[[ Entries provided open ]]

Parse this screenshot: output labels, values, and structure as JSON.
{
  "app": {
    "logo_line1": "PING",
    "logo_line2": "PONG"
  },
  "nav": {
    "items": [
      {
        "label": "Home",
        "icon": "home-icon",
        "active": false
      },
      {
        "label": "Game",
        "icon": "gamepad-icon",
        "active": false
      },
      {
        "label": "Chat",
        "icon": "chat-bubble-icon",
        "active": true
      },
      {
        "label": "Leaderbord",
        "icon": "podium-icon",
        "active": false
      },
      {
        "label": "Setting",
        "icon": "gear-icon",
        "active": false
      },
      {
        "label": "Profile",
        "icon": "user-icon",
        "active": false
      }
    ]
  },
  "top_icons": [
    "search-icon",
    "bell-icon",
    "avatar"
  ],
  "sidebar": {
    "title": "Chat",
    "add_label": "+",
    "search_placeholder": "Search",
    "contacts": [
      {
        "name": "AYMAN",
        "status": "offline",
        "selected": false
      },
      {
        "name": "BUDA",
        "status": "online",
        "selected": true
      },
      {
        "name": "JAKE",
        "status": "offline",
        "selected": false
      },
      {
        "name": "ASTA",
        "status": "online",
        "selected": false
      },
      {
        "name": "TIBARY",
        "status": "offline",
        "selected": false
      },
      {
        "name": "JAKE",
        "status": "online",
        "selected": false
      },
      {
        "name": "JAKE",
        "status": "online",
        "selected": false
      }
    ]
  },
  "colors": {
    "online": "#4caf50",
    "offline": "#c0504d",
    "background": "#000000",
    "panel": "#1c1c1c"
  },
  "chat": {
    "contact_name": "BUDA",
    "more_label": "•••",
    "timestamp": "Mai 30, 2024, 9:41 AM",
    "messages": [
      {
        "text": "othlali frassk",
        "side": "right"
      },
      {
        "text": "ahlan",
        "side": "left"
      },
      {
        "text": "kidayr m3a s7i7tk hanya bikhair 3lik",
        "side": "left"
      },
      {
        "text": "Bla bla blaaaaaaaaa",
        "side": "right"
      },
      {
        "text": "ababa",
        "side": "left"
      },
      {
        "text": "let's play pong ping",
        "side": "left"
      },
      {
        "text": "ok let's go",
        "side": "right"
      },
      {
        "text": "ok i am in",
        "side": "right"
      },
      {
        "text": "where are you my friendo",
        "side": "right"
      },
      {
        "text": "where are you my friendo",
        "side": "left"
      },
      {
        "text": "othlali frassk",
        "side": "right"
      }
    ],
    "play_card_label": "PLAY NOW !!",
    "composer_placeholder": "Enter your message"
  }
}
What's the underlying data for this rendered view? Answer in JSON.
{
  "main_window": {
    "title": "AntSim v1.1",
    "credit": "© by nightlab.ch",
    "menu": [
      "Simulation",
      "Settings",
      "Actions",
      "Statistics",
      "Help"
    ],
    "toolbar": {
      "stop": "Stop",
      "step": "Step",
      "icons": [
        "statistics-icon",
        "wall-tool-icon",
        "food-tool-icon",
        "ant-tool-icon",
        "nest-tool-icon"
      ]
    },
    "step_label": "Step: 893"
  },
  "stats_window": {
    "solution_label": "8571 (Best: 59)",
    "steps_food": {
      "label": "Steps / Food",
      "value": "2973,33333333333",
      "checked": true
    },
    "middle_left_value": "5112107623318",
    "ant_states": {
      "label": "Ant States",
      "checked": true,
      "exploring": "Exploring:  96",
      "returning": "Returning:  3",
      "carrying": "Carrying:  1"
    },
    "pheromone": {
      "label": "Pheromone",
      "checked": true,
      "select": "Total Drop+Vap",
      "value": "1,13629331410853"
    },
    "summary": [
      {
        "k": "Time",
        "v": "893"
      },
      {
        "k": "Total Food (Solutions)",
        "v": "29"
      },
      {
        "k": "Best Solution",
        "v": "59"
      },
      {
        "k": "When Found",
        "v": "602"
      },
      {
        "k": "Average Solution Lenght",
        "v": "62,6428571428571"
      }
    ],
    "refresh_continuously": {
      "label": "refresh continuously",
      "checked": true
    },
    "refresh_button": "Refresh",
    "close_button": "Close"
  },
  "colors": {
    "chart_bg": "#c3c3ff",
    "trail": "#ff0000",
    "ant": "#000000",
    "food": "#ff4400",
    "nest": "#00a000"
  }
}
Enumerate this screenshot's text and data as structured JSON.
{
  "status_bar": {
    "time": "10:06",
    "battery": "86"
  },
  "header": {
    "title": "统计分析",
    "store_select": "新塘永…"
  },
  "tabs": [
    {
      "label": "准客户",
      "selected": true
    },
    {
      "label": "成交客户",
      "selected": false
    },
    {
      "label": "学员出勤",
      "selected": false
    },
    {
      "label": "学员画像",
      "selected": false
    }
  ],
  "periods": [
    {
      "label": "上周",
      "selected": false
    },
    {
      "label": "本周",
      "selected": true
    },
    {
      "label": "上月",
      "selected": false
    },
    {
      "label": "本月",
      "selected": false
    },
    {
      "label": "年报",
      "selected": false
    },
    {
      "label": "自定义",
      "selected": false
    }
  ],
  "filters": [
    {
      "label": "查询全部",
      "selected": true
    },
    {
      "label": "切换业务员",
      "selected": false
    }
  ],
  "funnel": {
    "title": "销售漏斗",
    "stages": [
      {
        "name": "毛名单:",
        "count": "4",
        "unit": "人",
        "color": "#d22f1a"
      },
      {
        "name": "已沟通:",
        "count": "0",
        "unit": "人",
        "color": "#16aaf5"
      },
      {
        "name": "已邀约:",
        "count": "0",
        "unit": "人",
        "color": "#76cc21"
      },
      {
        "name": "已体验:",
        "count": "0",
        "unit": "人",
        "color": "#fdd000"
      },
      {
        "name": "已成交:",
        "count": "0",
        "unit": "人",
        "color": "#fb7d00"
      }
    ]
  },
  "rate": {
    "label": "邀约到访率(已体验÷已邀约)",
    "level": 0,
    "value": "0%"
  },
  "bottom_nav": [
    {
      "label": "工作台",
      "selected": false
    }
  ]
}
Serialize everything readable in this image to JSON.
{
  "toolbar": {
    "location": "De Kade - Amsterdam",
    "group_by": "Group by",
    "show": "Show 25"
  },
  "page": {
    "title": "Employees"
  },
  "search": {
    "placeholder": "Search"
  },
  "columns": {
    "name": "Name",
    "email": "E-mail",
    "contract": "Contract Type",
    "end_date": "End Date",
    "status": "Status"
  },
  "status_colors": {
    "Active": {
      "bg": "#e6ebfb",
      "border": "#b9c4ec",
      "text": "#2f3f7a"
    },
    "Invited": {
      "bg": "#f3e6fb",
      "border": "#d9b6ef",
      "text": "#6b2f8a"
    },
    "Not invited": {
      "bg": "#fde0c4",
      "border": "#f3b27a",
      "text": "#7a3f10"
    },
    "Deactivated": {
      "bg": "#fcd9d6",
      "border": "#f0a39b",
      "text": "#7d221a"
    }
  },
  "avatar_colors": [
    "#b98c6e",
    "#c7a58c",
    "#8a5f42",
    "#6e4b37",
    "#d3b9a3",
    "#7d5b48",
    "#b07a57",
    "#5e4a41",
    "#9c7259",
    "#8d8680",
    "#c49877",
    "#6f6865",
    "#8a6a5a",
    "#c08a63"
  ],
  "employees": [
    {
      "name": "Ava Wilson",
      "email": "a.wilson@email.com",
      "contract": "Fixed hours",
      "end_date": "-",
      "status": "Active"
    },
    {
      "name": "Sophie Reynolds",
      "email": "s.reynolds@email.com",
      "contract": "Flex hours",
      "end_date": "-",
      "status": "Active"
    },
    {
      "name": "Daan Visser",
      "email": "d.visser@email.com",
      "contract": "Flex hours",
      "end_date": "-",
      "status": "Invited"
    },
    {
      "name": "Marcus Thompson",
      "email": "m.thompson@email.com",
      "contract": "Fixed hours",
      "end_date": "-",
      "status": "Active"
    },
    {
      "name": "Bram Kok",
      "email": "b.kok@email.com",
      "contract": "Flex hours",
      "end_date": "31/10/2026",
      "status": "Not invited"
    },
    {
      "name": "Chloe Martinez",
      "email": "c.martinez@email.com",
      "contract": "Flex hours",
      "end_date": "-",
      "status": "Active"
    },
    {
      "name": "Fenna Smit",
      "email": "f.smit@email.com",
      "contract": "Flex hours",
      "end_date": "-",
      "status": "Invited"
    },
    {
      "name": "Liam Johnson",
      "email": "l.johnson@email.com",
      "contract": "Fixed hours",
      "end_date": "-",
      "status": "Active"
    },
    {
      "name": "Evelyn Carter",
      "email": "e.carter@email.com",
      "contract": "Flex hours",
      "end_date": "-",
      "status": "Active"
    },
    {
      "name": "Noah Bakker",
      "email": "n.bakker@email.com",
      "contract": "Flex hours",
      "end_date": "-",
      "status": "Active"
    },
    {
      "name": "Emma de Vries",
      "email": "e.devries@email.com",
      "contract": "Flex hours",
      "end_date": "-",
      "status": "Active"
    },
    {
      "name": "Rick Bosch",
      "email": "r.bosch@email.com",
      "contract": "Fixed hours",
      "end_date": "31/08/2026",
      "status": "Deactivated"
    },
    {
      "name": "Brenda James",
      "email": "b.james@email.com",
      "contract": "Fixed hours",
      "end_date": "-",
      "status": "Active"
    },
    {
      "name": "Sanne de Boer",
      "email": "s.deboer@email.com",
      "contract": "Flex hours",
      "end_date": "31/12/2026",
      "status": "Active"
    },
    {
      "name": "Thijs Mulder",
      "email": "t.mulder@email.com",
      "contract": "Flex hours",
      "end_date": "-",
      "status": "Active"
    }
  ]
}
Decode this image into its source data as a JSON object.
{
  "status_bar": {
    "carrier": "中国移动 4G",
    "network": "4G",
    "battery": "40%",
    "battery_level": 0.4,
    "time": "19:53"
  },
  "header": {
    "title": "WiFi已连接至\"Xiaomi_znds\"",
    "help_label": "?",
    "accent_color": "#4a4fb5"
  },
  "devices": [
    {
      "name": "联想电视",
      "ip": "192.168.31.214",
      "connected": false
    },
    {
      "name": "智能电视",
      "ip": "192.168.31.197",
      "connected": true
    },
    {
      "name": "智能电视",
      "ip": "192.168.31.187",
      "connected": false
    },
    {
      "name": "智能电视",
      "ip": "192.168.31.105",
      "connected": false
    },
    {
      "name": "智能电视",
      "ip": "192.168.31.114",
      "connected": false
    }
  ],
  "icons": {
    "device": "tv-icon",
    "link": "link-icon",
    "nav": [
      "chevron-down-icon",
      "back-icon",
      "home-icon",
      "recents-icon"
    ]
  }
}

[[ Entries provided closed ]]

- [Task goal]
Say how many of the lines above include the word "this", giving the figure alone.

- [Answer box]
5